Top 10 Pitfalls in Commercial Leases

Whether you are a new business owner or have been in business several years, a commercial lease is most likely going to be one of your largest expense.  It is well worth your while to negotiate the lease terms.  It is highly recommended to have an attorney review the lease, not only to help you bring down future costs, but more importantly, to try to limit your liability which can be severe in certain situations. Top 10 Clauses to Watch For 1) Pricing First, compare rents to other local locations and see if your space is competitively priced. If not, this may be a good negotiation starting point with the landlord.  But be sure you’re not comparing apples to oranges.  There are many factors that go into pricing.  For instance, the number one factor is location.  You can’t directly compare a high traffic space to one with low traffic.  Second, look at the condition of the space.  Will it need a lot of work or is it in ready to open condition.  Third, is it ready to go for sprinklers, security, internet etc?  This can save you time and money during the build out phase. 2) Gross vs. Net Leases There are different ways that Landlords can set up a commercial lease. A Gross Lease means what you pay is what you pay and you are certain of your rent from month and year to year. All expenses including CAM and Taxes are included in your monthly rent.  Under a Net Lease the tenant will pay expenses such as insurance, CAM, taxes etc. on top of the monthly rent.... read more

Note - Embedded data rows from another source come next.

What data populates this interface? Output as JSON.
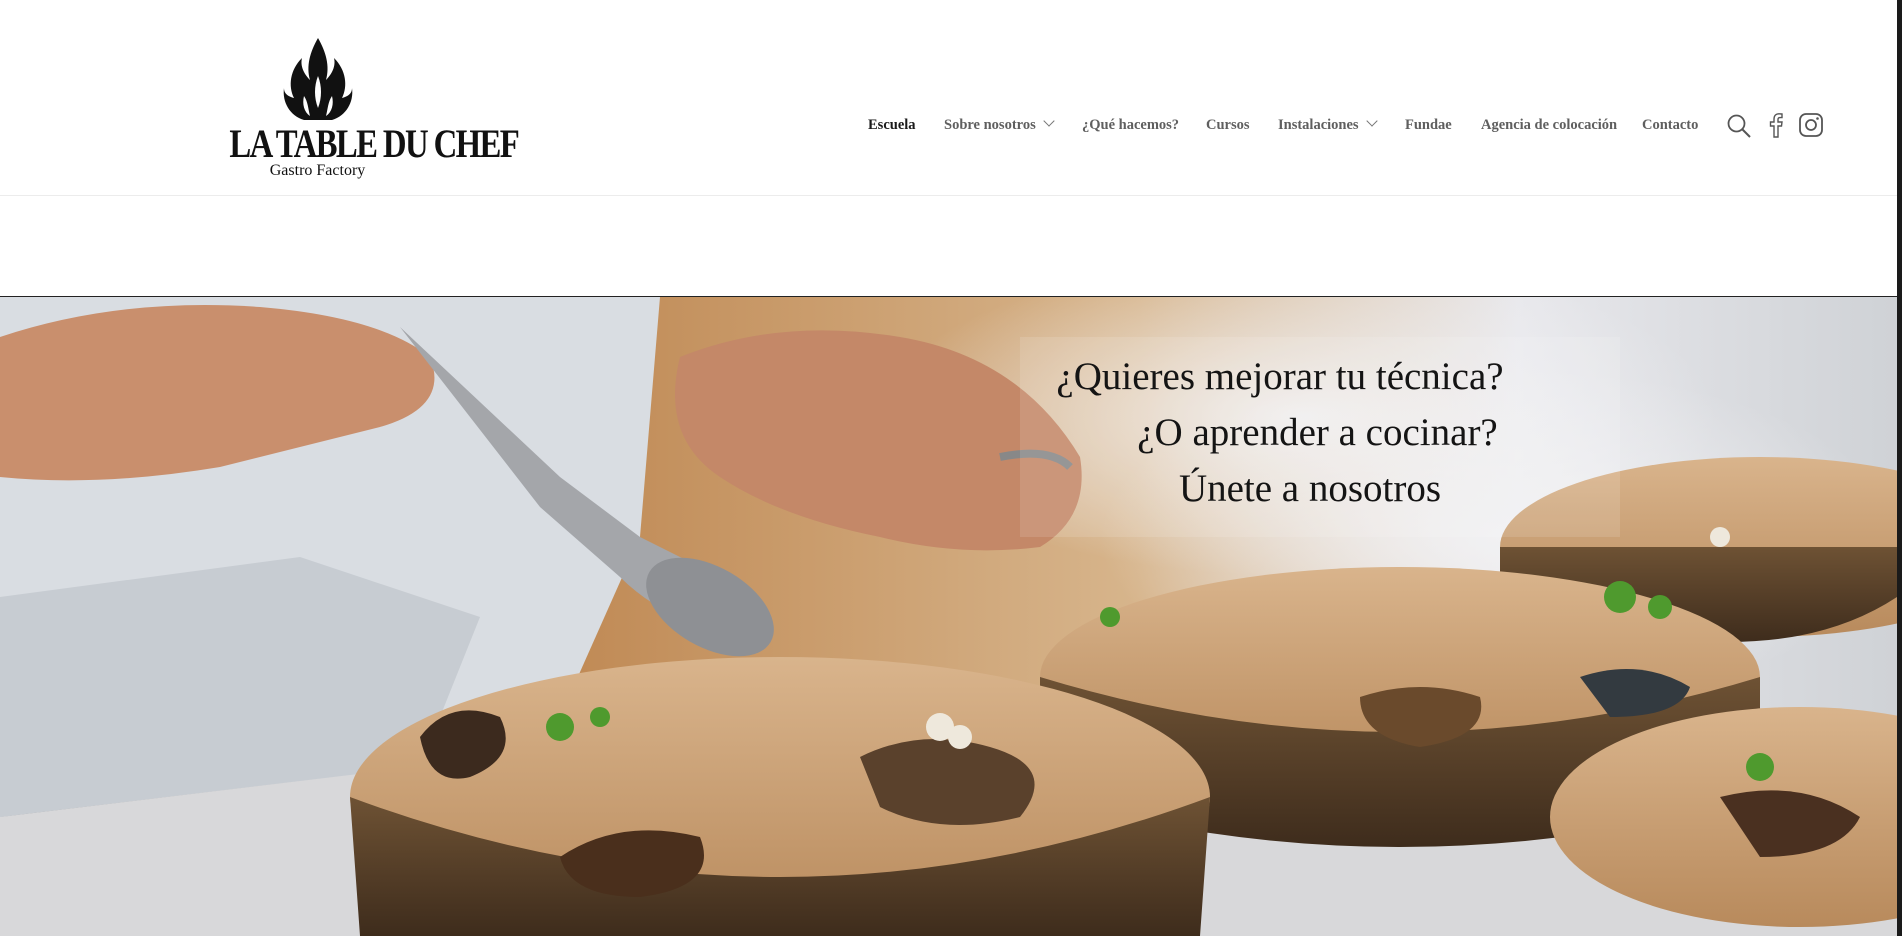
{
  "logo": {
    "title": "LA TABLE DU CHEF",
    "subtitle": "Gastro Factory"
  },
  "nav": {
    "items": [
      {
        "label": "Escuela",
        "active": true,
        "dropdown": false
      },
      {
        "label": "Sobre nosotros",
        "active": false,
        "dropdown": true
      },
      {
        "label": "¿Qué hacemos?",
        "active": false,
        "dropdown": false
      },
      {
        "label": "Cursos",
        "active": false,
        "dropdown": false
      },
      {
        "label": "Instalaciones",
        "active": false,
        "dropdown": true
      },
      {
        "label": "Fundae",
        "active": false,
        "dropdown": false
      },
      {
        "label": "Agencia de colocación",
        "active": false,
        "dropdown": false
      },
      {
        "label": "Contacto",
        "active": false,
        "dropdown": false
      }
    ],
    "icons": [
      "search-icon",
      "facebook-icon",
      "instagram-icon"
    ]
  },
  "hero": {
    "lines": [
      "¿Quieres mejorar tu técnica?",
      "¿O aprender a cocinar?",
      "Únete a nosotros"
    ]
  },
  "colors": {
    "nav_text": "#5f5f5f",
    "nav_active": "#1a1a1a",
    "hero_text": "#141414"
  }
}
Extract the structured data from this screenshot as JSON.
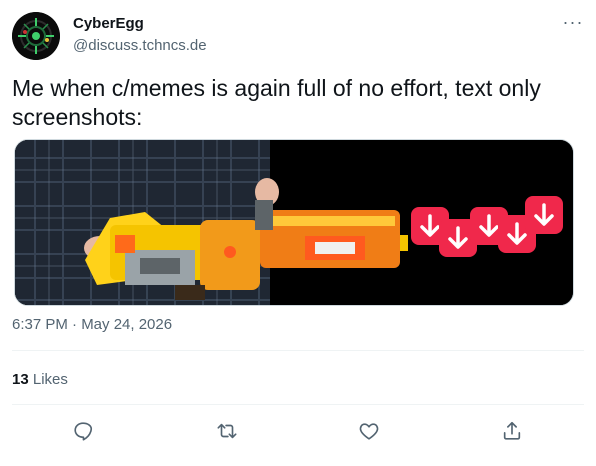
{
  "author": {
    "display_name": "CyberEgg",
    "handle": "@discuss.tchncs.de"
  },
  "post": {
    "text": "Me when c/memes is again full of no effort, text only screenshots:",
    "timestamp": "6:37 PM · May 24, 2026"
  },
  "stats": {
    "likes_count": "13",
    "likes_label": "Likes"
  },
  "menu": {
    "more_label": "···"
  },
  "icons": {
    "reply": "reply-icon",
    "retweet": "retweet-icon",
    "like": "heart-icon",
    "share": "share-icon",
    "downvote": "downvote-arrow-icon"
  },
  "colors": {
    "text_primary": "#0f1419",
    "text_secondary": "#536471",
    "downvote_red": "#f0284b"
  }
}
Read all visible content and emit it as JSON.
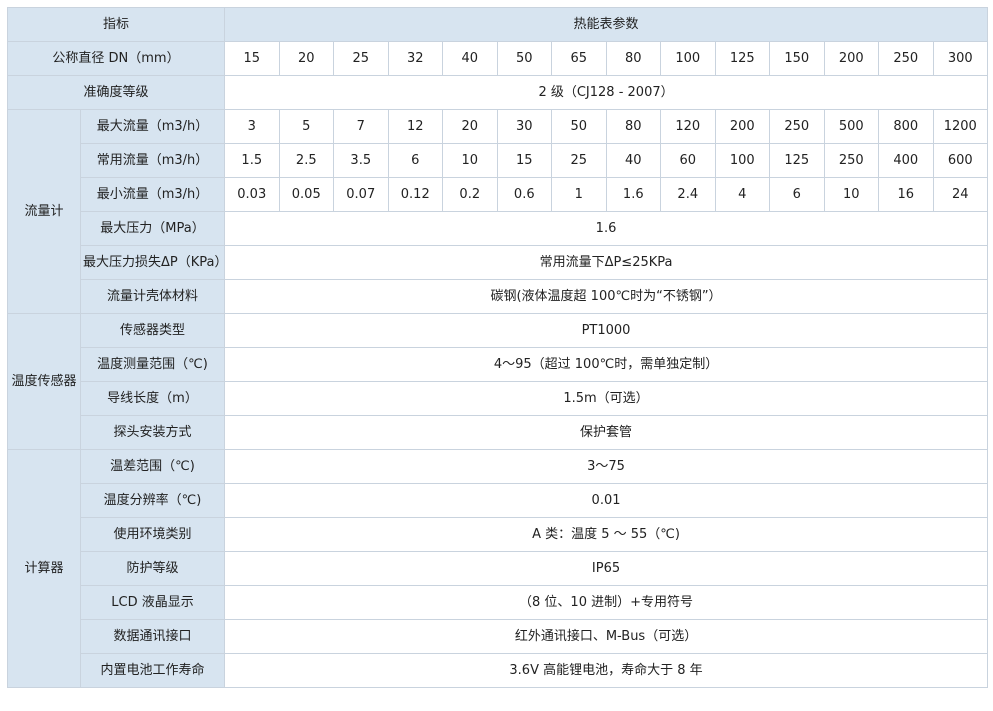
{
  "table": {
    "header": {
      "label": "指标",
      "title": "热能表参数"
    },
    "dn": {
      "label": "公称直径 DN（mm）",
      "values": [
        "15",
        "20",
        "25",
        "32",
        "40",
        "50",
        "65",
        "80",
        "100",
        "125",
        "150",
        "200",
        "250",
        "300"
      ]
    },
    "accuracy": {
      "label": "准确度等级",
      "value": "2 级（CJ128 - 2007）"
    },
    "flowmeter": {
      "category": "流量计",
      "max_flow": {
        "label": "最大流量（m3/h）",
        "values": [
          "3",
          "5",
          "7",
          "12",
          "20",
          "30",
          "50",
          "80",
          "120",
          "200",
          "250",
          "500",
          "800",
          "1200"
        ]
      },
      "common_flow": {
        "label": "常用流量（m3/h）",
        "values": [
          "1.5",
          "2.5",
          "3.5",
          "6",
          "10",
          "15",
          "25",
          "40",
          "60",
          "100",
          "125",
          "250",
          "400",
          "600"
        ]
      },
      "min_flow": {
        "label": "最小流量（m3/h）",
        "values": [
          "0.03",
          "0.05",
          "0.07",
          "0.12",
          "0.2",
          "0.6",
          "1",
          "1.6",
          "2.4",
          "4",
          "6",
          "10",
          "16",
          "24"
        ]
      },
      "max_pressure": {
        "label": "最大压力（MPa）",
        "value": "1.6"
      },
      "max_pressure_loss": {
        "label": "最大压力损失ΔP（KPa）",
        "value": "常用流量下ΔP≤25KPa"
      },
      "shell_material": {
        "label": "流量计壳体材料",
        "value": "碳钢(液体温度超 100℃时为“不锈钢”）"
      }
    },
    "temp_sensor": {
      "category": "温度传感器",
      "sensor_type": {
        "label": "传感器类型",
        "value": "PT1000"
      },
      "measure_range": {
        "label": "温度测量范围（℃)",
        "value": "4～95（超过 100℃时，需单独定制）"
      },
      "wire_length": {
        "label": "导线长度（m）",
        "value": "1.5m（可选）"
      },
      "probe_install": {
        "label": "探头安装方式",
        "value": "保护套管"
      }
    },
    "calculator": {
      "category": "计算器",
      "temp_diff_range": {
        "label": "温差范围（℃)",
        "value": "3～75"
      },
      "temp_resolution": {
        "label": "温度分辨率（℃)",
        "value": "0.01"
      },
      "env_class": {
        "label": "使用环境类别",
        "value": "A 类：温度 5 ～ 55（℃)"
      },
      "protection": {
        "label": "防护等级",
        "value": "IP65"
      },
      "lcd": {
        "label": "LCD 液晶显示",
        "value": "（8 位、10 进制）+专用符号"
      },
      "comm": {
        "label": "数据通讯接口",
        "value": "红外通讯接口、M-Bus（可选）"
      },
      "battery": {
        "label": "内置电池工作寿命",
        "value": "3.6V 高能锂电池，寿命大于 8 年"
      }
    }
  }
}
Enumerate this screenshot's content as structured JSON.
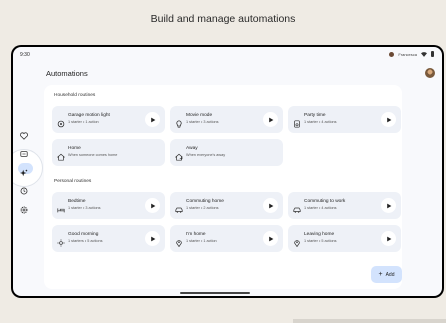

Estate Planning for Digital Assets

What are Digital Assets? Digital Assets are any online account that you may own or any file you have stored on your computer or other digital device. This includes your online banking account, social media sites such as Facebook, LinkedIn or Twitter, your email account or websites you may own. They may be stored on a desktop, laptop, smartphone, ipad, tablet, flashdrives. The list is endless. If you are good about creating unique and secure passwords, then each account will have its own string of unique and complicated characters to access each. If you’re not good about creating secure passwords… you should be. The Issue When I ask clients if they have any digital accounts a vast majority say they do. When I ask them if something happens to them, where is the information for accessing those accounts, almost everyone points to their head.  “It’s all in here.”  But what happens when your unable to share that information when it’s needed? That’s where Digital Assets Planning enters. I have a Power of Attorney… Traditional estate planning is not enough to plan for Digital Assets. The laws have simply not caught up to the realities these assets have created.  Making things even more complicated, each service provider may have its own policies about dealing with these assets during incapacity or post death, or worse yet, they have no policies at all. That’s why proactive planning in this area should not be overlooked. Why is it Important? Identity Theft Identity theft is a prevalent concern and there are steps that should be taken to prevent this. When an individual become incapacitated,... read more